Written by: Caitlyn Baylor, Special Initiatives and Grants Director 2023

Habitat International’s Position on Climate Change: Part 3 of Our Housing & the Environment Series

So far in our series on the overlap between housing justice and environmental justice, we explored emerging disparities in access to energy-efficient housing as well as disparities in the urban heat environment that have been cemented by decades of development patterns informed by discriminatory policies. These examples of interwoven issues highlight that, as a housing organization, it is important that we recognize the impact that the planet has on our work while also recognizing the impact that our work has on the planet. 

Rockford Area Habitat for Humanity is one affiliate of a broad network of organizations working in over 70 countries under the umbrella of Habitat for Humanity International (HFHI). In our third and penultimate installment of our environmental series, we want to share a broader look at the perspective of Habitat for Humanity International on climate change and the way it impacts the global vision of a world where everyone has a decent place to live.

Here is their powerful position piece:

If you are unable to read the whole thing, here is a synthesis of HFHI’s position:

Put simply, the global housing crisis is being grossly exacerbated by the unprecedented global climate crisis, as those most vulnerable in their housing are also those most vulnerable to natural disasters and other impacts of climate crisis. 

But ironically, at the same time, HFHI also acknowledges that buildings and the development of housing exacerbate climate change. Buildings and their development make up nearly 40% of global carbon emissions. 

“In this context, Habitat for Humanity International has the potential to impact — and be impacted by — the future of climate change. We believe that adequate and affordable housing can be built sustainably and will contribute to the achievement of the Sustainable Development Goals adopted by all of the United Nations member states in 2015 as part of the 2030 Agenda for Sustainable Development.”

With this in mind, HFHI is committing throughout the world to build using local resources, to build using sustainable resources, to build housing that is energy efficient, and also to keep items out of landfills by facilitating their reuse. HFHI is also committing to engage even more with global policy advocacy, recognizing that gains made in increasing adequate and affordable housing throughout the world are quickly being reversed by climate change. 

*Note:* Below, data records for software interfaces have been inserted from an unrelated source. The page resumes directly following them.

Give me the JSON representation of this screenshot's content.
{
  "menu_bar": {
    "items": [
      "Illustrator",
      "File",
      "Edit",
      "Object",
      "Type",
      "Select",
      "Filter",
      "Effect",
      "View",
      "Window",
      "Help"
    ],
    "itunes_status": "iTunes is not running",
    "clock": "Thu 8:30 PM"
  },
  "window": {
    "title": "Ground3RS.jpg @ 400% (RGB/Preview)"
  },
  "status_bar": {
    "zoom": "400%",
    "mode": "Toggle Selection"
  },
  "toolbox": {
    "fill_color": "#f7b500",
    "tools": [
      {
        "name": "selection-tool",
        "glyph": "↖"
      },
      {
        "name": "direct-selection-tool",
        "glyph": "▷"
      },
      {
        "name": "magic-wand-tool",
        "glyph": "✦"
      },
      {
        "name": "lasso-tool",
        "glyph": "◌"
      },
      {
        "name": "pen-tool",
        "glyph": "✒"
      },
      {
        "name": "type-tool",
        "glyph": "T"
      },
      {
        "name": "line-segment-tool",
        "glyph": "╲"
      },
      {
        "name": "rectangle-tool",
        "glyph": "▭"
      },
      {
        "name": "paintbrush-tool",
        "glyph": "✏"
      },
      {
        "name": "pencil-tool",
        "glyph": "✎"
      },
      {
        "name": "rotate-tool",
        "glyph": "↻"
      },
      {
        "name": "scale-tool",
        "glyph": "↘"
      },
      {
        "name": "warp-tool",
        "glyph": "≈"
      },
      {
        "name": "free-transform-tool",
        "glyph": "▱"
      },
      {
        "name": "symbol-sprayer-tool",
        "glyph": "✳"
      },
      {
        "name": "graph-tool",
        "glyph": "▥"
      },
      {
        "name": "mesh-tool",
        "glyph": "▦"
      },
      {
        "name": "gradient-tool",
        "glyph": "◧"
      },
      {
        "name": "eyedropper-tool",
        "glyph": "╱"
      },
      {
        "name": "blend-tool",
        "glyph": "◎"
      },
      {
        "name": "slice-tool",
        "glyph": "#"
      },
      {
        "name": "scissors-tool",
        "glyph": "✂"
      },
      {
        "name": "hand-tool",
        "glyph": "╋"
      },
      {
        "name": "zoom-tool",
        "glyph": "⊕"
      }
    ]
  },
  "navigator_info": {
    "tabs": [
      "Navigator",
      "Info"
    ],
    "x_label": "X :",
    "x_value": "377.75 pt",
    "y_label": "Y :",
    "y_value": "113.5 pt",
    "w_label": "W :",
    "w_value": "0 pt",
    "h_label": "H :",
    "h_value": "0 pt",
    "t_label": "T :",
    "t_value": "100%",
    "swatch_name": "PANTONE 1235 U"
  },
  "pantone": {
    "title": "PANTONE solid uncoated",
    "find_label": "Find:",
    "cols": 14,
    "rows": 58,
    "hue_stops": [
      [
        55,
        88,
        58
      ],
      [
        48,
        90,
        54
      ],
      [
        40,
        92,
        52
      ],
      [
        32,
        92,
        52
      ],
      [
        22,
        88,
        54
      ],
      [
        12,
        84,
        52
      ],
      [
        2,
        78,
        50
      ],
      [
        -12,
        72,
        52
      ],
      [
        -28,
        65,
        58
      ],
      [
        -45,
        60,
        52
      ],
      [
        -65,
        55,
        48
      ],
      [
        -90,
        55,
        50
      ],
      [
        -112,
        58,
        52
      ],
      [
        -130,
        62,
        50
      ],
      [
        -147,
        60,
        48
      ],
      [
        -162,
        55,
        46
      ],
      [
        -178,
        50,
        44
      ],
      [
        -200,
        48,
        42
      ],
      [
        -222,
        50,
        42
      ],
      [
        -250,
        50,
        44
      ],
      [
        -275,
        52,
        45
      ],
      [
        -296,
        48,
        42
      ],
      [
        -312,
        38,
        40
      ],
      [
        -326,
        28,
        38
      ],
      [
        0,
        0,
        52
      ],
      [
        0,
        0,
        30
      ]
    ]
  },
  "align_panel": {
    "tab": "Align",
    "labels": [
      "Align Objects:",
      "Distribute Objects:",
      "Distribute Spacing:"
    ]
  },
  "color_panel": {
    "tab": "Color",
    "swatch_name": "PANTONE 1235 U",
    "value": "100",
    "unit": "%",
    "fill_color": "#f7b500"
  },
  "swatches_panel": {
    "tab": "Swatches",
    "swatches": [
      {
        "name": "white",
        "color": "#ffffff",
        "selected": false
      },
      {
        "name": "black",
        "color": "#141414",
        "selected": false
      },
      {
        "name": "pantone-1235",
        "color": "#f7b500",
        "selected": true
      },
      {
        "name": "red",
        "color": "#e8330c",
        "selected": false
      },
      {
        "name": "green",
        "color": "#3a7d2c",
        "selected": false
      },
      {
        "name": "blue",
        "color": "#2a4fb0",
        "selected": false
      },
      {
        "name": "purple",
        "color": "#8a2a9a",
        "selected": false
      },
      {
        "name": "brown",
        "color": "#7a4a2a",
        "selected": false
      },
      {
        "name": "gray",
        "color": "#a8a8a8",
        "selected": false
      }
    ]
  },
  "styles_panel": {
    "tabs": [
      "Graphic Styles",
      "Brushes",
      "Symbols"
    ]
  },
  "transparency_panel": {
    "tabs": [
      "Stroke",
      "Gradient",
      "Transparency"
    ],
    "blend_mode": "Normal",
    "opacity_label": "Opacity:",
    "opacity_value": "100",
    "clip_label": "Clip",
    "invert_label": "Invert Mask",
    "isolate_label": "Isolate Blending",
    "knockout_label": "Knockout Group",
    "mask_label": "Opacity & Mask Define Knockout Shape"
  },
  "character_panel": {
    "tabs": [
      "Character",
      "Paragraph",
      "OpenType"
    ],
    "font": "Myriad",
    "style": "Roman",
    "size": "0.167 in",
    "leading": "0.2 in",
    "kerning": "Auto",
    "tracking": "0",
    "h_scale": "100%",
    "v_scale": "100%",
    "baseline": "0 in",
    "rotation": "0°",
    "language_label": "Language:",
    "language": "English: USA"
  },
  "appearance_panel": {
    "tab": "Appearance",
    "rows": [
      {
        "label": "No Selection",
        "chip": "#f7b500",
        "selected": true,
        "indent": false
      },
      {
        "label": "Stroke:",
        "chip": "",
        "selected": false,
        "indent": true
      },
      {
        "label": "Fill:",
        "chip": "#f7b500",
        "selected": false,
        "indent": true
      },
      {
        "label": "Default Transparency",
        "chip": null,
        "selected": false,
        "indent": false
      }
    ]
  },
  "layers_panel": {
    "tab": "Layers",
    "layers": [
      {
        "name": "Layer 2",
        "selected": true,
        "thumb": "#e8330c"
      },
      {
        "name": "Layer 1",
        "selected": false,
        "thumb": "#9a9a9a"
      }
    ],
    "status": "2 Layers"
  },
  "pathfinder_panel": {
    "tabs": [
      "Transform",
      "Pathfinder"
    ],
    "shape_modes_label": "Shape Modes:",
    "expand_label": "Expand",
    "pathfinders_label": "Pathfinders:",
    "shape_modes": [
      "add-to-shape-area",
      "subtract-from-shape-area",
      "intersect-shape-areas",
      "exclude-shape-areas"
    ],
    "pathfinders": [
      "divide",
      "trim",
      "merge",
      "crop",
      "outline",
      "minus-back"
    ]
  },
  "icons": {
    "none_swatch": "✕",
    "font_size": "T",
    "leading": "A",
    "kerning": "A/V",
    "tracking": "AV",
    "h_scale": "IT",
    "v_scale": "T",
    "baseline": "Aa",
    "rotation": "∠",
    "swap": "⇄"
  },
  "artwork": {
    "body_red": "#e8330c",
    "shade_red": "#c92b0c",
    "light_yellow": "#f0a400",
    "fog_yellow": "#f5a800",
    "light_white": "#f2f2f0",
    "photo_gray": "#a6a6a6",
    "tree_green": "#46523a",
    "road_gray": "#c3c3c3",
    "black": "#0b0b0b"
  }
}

“As part of all this work, we emphasize equity and inclusion to ensure that the most vulnerable members of a community are integrated in defining the housing needs and realizing solutions for their communities. With these resources, those communities can prioritize their own housing needs, disaster preparedness and climate adaptability for a more sustainable future…Our commitments are rooted in our pledge to be accountable to the families with whom we partner and the communities we serve, to be courageous and do what is right even when it is difficult, and to be humble in understanding that we cannot win this fight alone. These are the values on which our organization is built. Just as families must adapt to a changing climate, so too must our programming and operations evolve in order to address the housing needs of people around the world.”